I want Charing Cross to have its future as a major, world class hospital guaranteed.
Schools out – of money
Every single school in H&F is seeing its budget cut for the first time in two decades. Starting in 2013 the cuts have accelerated and by 2020, if this government is re-elected, will amount to 15% or even 25% for some schools.
These are huge and unsustainable cuts, meaning basic supplies, like books and stationery, and teaching jobs will go.
After just seven years of Tory government we are again seeing scenes from the 1990s when, after four terms in office, school roofs leaked and patients were backed up on trolleys in hospital corridors, or died on waiting lists.
Homelessness has risen 130% since 2010. That was not inevitable. In the previous ten years under Labour it fell by three quarters. But this is only the worst symptom of the housing crisis, which sees developers building luxury blocks for sale overseas, while local people cannot afford to rent or buy anything in the borough.
A Conservative government will not build affordable homes, will not help people onto the housing ladder and will not tackle the high rents and low standards in the private rented sector.
These are the issues on which I will be campaigning in this election.
But life does go on, even at election time.
On Sunday Fulham Cricket Club and HF Refugees Welcome are teaming up in an initiative to help refugees in the borough integrate and feel welcome. If you want to be involved, here are the details.
Next week is the last full week before Parliament dissolves before the Election. I am leading a debate on the dangers of tumble dryers and other appliances that easily catch fire with tragic and sometimes fatal consequences. This follows last summer’s terrible fire in Shepherds Court overlooking Shepherds Bush Green.
My petition, calling for recall of such product, as happens in many other countries, is almost at 100,000 signatures.

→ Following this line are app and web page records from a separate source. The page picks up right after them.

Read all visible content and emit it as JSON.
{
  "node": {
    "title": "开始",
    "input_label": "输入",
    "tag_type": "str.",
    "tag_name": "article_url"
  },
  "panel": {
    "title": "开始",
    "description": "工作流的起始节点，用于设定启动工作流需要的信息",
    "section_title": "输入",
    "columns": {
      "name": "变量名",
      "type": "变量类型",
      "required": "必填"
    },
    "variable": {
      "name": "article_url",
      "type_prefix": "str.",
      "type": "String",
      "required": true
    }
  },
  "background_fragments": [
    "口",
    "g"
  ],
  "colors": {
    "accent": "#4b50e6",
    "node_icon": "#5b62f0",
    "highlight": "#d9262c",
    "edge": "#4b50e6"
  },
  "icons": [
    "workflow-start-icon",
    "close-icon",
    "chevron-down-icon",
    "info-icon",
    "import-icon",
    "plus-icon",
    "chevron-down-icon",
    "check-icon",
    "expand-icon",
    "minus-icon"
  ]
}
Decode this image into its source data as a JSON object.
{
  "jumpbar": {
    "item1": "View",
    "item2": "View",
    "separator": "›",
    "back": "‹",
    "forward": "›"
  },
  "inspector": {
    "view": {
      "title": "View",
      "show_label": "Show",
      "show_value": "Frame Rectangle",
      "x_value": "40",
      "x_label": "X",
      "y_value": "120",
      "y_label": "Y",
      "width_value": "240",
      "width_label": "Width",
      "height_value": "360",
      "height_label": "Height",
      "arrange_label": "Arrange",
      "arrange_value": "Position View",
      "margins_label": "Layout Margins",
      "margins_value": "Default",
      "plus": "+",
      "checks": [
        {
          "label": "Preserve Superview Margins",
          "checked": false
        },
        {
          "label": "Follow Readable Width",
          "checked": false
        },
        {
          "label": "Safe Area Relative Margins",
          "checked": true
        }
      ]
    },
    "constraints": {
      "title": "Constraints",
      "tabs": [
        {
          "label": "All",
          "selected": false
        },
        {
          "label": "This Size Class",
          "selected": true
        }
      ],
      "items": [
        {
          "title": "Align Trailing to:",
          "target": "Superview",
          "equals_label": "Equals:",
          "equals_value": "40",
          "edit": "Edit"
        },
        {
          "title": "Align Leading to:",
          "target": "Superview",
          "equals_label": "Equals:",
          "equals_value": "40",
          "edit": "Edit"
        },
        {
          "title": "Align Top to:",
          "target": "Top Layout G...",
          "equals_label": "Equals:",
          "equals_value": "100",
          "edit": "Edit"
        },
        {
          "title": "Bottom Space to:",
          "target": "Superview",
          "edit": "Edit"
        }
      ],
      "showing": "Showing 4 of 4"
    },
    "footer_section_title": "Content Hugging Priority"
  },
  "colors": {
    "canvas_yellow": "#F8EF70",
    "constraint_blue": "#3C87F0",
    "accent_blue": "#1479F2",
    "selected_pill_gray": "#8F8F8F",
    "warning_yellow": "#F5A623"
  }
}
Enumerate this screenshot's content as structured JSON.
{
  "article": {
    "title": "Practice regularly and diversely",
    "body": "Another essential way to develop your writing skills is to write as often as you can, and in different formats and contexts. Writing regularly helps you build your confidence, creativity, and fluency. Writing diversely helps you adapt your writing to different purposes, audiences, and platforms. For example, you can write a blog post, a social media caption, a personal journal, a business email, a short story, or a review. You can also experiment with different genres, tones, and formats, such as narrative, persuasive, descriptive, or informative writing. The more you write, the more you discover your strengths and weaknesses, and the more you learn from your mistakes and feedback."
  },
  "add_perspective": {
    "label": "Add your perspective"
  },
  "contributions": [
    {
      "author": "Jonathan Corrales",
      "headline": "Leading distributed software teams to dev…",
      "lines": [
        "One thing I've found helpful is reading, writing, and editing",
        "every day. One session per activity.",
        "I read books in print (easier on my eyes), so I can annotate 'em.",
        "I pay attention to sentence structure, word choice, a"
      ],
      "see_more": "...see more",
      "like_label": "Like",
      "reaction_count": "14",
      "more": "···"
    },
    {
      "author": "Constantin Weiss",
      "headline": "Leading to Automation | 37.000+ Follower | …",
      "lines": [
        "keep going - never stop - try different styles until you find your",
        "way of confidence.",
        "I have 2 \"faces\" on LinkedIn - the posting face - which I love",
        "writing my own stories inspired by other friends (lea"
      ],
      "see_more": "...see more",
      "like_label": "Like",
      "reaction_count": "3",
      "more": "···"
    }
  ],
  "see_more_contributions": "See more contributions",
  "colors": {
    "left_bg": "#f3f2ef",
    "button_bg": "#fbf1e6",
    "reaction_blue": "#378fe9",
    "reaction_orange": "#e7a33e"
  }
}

Help me get it there for Wednesday’s debate.
I will also speak in a debate on Post Office closures. Post Office Ltd has confirmed that the main Post Office on Shepherds Bush Green will move to Westfield later this year, despite strong local opposition. Over 250 residents responded to the consultation citing concerns about accessibility and the lack of space within the proposed site.
I am very disappointed by this result; however, we have won a concession from Post Office Ltd in that they are looking for a site for a new sub-office in a shop premises around the Green. Suggestions for possible sites are more than welcome.
The excellent H&F Law Centre has started an advice service at the White City Foodbank on Tuesdays – details here. I wish Foodbanks didn’t exist – they are an indictment of government policies that have driven hundreds of thousands of families into poverty. But the fantastic people who run them and the support of H&F Council means we have one of the best services in the country here.
Later in the summer Sister Mary Joy Langdon will be walking a marathon to raise money for the wonderful Wormwood Scrubs Pony Centre, which she runs. The Centre offers riding to hundreds of disabled children but runs on Mary Joy’s tireless work, the goodwill of volunteers and the generosity of donors. I will be walking at least part of the way with her, and of course she is looking for sponsorship.
Finally, The Upper Room, a local charity that helps the homeless of which I am a Patron, is holding a fundraising evening to raise money to expand its work. They are looking for people to attend, or to donate prizes for the auction. Further information can be found here.
Whatever happens in politics – and in Hammersmith – over the next few weeks, I am proud of the selfless devotion so many people in our community show to those in need.
See you on the road.